Director Time Commitment
ISS cited the following facts in its recently released 2016 Proxy Voting Guidelines Updates:
- Directors need sufficient time and energy in order to be effective representatives of shareholders' interests.
- A 2014 study conducted by Korn Perry found that the average annual time commitment per board for a Canadian director was 304 hours (increasing to 335 hours for those with a market cap between $1 billion and $5 billion; and to 388 hours for companies with a market cap over $5 billion).
Consequently ISS revised its definition of “overboarded” to include situations where:
- a CEO of a public company sits on more than 1 (previously two) outside public company board in addition to the company of which he/she is CEO (withholds would only apply on outside boards these directors sit on); OR
- the director is not a CEO of a public company and sits on more than 4 (previously 6) public company boards in total.
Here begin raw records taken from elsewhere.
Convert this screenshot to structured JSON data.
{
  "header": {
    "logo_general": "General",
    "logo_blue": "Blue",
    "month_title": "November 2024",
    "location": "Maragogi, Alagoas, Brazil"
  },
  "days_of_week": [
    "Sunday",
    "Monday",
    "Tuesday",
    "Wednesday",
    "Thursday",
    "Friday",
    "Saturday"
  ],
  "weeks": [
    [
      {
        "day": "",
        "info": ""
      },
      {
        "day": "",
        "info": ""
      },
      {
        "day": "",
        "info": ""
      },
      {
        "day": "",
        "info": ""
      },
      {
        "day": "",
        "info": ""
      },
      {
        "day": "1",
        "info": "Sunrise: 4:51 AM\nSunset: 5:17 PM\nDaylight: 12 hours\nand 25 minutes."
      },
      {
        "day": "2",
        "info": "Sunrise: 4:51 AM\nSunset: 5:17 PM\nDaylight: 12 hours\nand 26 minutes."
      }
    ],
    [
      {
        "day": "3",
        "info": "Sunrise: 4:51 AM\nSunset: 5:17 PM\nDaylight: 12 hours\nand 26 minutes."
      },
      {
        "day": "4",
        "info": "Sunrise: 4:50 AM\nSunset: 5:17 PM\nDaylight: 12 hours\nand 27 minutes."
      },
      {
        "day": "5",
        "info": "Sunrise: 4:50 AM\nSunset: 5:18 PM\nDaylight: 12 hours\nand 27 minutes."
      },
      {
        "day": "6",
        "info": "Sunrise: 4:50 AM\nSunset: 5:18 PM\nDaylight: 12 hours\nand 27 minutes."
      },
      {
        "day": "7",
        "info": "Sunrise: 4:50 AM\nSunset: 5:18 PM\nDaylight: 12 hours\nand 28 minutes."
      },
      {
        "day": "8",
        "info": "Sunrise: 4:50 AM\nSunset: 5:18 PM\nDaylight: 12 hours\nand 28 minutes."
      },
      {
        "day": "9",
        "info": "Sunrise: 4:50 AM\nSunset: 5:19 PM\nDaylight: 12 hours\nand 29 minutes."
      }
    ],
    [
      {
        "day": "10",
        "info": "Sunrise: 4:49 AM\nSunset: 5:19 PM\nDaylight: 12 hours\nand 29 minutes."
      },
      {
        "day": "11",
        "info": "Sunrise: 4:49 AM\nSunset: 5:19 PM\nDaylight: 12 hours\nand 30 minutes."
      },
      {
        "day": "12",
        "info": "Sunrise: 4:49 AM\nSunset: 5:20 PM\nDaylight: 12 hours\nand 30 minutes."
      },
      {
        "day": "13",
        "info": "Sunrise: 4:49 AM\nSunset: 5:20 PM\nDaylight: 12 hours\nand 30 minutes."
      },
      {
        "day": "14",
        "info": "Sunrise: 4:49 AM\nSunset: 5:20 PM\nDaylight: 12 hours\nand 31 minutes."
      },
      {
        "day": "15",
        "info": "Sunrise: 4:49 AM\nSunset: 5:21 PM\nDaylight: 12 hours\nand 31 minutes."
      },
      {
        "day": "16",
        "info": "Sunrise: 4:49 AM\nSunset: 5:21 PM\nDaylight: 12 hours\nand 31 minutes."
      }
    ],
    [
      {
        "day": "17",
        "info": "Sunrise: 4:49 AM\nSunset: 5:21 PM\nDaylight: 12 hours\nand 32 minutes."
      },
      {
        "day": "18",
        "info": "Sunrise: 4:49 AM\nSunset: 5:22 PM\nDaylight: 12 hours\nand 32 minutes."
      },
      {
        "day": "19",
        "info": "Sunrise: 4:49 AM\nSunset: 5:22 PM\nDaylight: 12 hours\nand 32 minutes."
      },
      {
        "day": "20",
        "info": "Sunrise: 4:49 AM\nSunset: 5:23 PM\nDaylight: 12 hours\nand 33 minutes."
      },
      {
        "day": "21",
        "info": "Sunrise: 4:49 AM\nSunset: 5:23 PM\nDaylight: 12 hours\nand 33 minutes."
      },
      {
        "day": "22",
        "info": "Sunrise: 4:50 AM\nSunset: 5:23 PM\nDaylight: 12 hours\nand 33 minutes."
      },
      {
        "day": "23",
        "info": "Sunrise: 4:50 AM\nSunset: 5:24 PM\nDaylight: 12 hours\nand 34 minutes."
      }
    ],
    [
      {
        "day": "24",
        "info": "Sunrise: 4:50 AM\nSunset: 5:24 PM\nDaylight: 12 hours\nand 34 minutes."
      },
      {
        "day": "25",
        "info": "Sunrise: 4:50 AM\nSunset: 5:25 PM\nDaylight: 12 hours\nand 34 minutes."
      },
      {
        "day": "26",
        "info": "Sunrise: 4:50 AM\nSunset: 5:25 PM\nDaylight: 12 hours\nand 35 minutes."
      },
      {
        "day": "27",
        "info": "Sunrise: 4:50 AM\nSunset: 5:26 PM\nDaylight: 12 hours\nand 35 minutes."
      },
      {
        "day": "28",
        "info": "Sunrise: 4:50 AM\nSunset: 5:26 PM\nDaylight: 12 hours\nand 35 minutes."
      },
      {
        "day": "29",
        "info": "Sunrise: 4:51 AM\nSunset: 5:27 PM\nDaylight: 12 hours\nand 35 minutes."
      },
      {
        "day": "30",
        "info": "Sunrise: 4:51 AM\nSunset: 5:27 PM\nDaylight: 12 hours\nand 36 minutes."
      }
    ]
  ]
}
ISS stated that it will generally recommend that is clients “withhold” their vote for individual director nominees if:
- the director is overboarded; AND
- the individual director has attended less than 75 percent of his/her respective board and committee meetings held within the past year without a valid reason for these absences.
Notwithstanding the foregoing, ISS added that cautionary language will be included in ISS reports where directors are overboarded regardless of attendance.
Further, while not explicitly stated, public companies that propose “overboarded” nominees for election to the board run the risk that ISS may also recommend withholding votes from directors that serve on the nominating and governance committee of the company.
Invitation for Discussion:
If you would like to discuss the topics raised herein or any other business law matter, please do not hesitate to contact one of the lawyers in the Business Law group at Shea Nerland LLP.
Note that the foregoing is for general discussion purposes only and should not be construed as legal advice to any one person or company. If the issues discussed herein affect you or your company, you are encouraged to seek proper legal advice.